The architectural metaphor used throughout Hildegard’s Symphonia is not an isolated or independent occurrence; rather it is deeply rooted in her theology.

Hildegard of Bingen: Interdisciplinarian of Medieval Europe

Born in 1098, Hildegard was the tenth child to Hildebert von Bermersheim and his wife Mechtild. They were a very well‐to‐do family of the free nobility from the Bermersheim region of Germany. When she was eight years old, Hildegard’s parents dedicated her to the church as a tithe. Hildegard was placed in a Benedictine monastery in an enclosed room with an anchoress and tutor named Jutta von Sponheim.

Ten Fascinating Facts About Hildegard Von Bingen

Pope Benedict XVI made it official last Thursday: An 11th century Benedictine nun named Hildegard Von Bingen—mystic, writer, musician, philosopher and naturalist—has been proclaimed a saint

From Pagan Cosmos to Christian Creation: A Historical Path from Late Antique Priscillianus to Medieval Hildegard

Why and how do ancient and medieval Christians look so different to the sky, future and world as the pagans did?

An introduction to the investigation into the mental health of female medieval mystics

While the Medieval ascription to madness is known, in the light of recent psychological and medical insights, I will explore alternative explanations for the extreme behaviour of devout women in the Middle Ages.

Publicity through the voice of God: Hildegard of Bingen as a Public Figure in the Twelfth Century

Hildegard was peripherally involved in contemporary politics, and she was in contact with some of the most esteemed theologians of her day, including Bernard of Clairvaux and Pope Eugenius III, who, according to her vita, ‘commanded’ her to continue writing Scivias.

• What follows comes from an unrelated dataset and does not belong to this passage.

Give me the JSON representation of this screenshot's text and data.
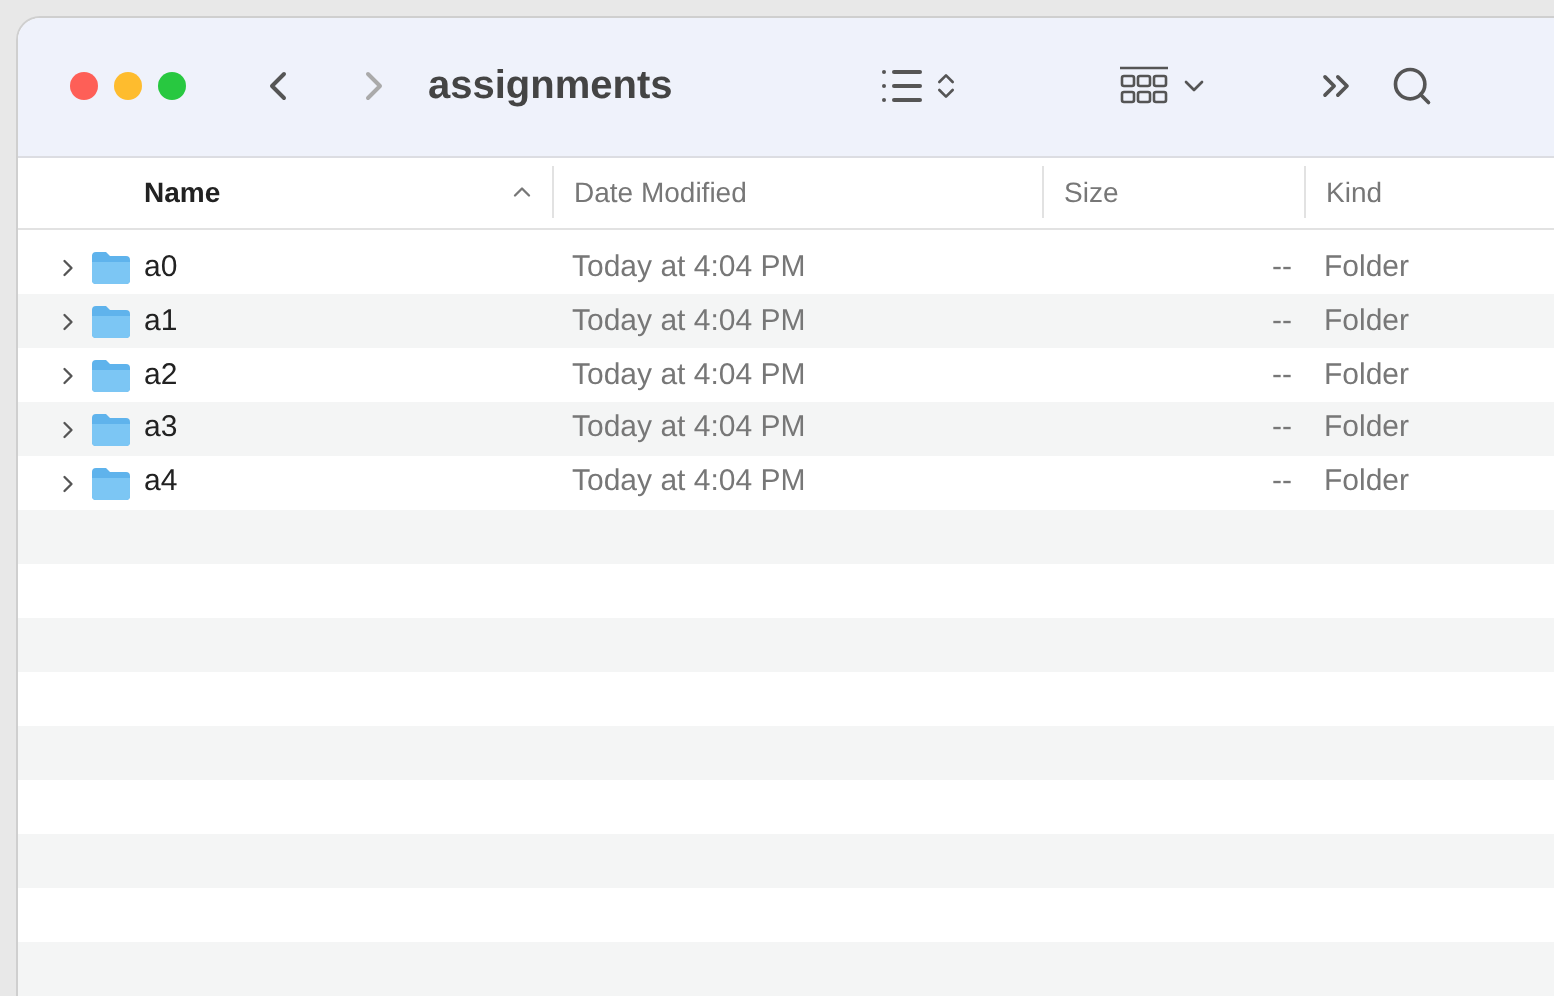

Hildegard also communicated with the Emperor Frederick Barbarossa and Queen Eleanor of Aquitaine.

Divine Love in a World History Perspective: Contributions of Medieval Female Saint

Scholars have noted that similar notions of Divine Love have existed among the mystical traditions within Christianity, Islam and Hinduism.

Hildegard of Bingen (1098–1179) and Her Music Drama Ordo virtutum: A critical review of the scholarship and some new suggestions

Hildegard of Bingen (1098–1179) and Her Music Drama Ordo virtutum: A critical review of the scholarship and some new suggestions By Eckehard Simon Published Online Introduction: During the last three decades, Hildegard of Bingen – visionary, prophetess, abbess, correspondent, preacher, composer, and scientist – has become an icon of modern culture, outshining any other medieval […]

Kingdoms and Beasts: The Early Prophecies of Hildegard of Bingen

Kingdoms and Beasts: The Early Prophecies of Hildegard of Bingen Czarski, Charles M. JOURNAL OF MILLENNIAL STUDIES, VOLUME I, ISSUE 2, Winter (1998) Abstract The twelfth-century Benedictine author Hildegard of Bingen (1098-1179) has long been famous for her first major work known as the Scivias, a description of her visions and her commentaries on them which she […]

Please Don’t Talk about Hildegard and Feminism in the Same Breath!

I would also suggest that without the rise of second wave feminism, Hildegard’s music may never have been brought to the attention of contemporary scholars.

medievalverse magazine